# Problem statement
Show the lines below where "arrow" occurs.

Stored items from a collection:
..............................

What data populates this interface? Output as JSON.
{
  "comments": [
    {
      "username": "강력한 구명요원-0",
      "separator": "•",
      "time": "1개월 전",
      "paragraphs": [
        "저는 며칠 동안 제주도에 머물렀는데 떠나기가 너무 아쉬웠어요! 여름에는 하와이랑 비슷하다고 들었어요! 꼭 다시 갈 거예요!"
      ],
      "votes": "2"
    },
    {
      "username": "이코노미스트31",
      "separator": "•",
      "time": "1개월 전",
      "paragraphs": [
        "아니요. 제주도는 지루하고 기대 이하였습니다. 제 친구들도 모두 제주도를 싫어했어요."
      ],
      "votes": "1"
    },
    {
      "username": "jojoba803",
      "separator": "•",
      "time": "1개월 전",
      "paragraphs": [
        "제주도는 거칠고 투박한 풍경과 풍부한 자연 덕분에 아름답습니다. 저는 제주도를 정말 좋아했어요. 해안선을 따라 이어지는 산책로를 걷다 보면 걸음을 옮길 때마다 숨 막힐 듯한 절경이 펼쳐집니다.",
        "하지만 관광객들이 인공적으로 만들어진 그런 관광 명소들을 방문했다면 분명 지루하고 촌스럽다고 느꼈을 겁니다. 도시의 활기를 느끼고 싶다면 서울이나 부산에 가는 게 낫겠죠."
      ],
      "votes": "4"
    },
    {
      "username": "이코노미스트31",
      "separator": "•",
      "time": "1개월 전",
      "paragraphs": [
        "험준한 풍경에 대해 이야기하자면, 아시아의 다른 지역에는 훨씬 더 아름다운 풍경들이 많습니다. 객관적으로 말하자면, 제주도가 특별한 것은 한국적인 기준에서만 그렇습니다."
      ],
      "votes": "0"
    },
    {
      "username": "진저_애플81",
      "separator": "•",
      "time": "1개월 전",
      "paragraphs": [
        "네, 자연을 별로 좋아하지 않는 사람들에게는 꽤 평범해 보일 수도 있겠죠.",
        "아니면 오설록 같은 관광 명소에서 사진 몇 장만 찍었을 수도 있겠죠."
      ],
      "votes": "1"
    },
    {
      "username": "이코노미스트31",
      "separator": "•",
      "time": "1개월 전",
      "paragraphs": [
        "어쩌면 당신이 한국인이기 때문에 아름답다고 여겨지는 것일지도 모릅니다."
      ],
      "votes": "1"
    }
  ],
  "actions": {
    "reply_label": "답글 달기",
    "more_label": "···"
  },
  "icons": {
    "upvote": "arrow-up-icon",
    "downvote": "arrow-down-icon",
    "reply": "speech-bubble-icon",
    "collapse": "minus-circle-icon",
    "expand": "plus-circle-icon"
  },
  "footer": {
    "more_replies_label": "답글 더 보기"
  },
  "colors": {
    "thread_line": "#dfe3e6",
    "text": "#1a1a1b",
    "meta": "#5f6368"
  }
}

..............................

# Exercise output
    "upvote": "arrow-up-icon",
    "downvote": "arrow-down-icon",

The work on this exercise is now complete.